Alt-pop/alt-folk artist Scott Krokoff recently released his new single, entitled “Cubicle.” It is, without equivocation, one of the best Americana songs released so far this year.
Krokoff is an attorney, a profession not usually associated with stellar music. Yet Krokoff has released a series of delightful albums: A Better Life in 2007; followed by the first volume of Realizations and Declarations in 2012; followed by the second volume in 2015, featuring “Scared Little Boy,” a song that made Krokoff a finalist in the UK’s Songwriter Contest in the same year.
À la Paul Simon and James Taylor, Krokoff utilizes a finger-picking technique, and has played with Grace Weber and Elle King, as well as traveling to Belgium to perform live for a fan’s anniversary. His music is a fixture on radio stations throughout the U.S. Canada, and Europe.
Krokoff’s unique sound amalgamates alt-folk with alt-pop savors, resulting in deliciously alluring Americana songs pervaded by ‘60s and ‘70s retro filaments.
“Cubicle” opens on a luscious melody composed of gleaming, jangly guitars backed by the scrumptious radiance of an organ and gorgeous piano. Full of pensive melancholic flavors, the tune flows on a velvety undulating rhythm provided by tight drums and the fat throb of the bass line. Krokoff’s voice exudes a yummy rasping nasality similar to Tom Petty, wrinkled and creased with twangy inflections.
It’s a grand, evocative voice, rife with nostalgic timbres, tender allusions, and nuances of aching textures. Along with the pining drifting wail of the guitar, it imbues the tune with intense intimacy and a sumptuous sense of imminence, in a manner palpably captivating.
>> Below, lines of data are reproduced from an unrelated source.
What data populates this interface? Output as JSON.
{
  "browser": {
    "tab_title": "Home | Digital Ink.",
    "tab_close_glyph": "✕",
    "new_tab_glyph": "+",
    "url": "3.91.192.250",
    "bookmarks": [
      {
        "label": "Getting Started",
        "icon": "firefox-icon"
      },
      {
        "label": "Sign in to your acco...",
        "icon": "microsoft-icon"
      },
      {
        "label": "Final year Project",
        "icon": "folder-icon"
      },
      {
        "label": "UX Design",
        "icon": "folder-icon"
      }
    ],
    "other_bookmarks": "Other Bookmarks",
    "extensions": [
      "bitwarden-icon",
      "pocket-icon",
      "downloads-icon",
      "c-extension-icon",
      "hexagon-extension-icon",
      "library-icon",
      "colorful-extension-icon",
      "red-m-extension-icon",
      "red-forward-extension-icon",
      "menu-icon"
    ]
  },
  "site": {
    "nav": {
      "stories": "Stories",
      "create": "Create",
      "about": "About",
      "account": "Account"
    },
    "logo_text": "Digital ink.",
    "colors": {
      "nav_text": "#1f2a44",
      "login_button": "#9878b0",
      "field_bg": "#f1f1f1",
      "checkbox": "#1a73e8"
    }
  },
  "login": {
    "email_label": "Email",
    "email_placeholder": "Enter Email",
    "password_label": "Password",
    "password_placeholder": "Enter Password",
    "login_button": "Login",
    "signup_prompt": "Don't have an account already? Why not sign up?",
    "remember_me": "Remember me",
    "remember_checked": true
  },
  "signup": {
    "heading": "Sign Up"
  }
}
With “Cubicle,” Scott Krokoff has produced a song of proximate sensitive beauty so extraordinary that it seems to have a vitality of its own.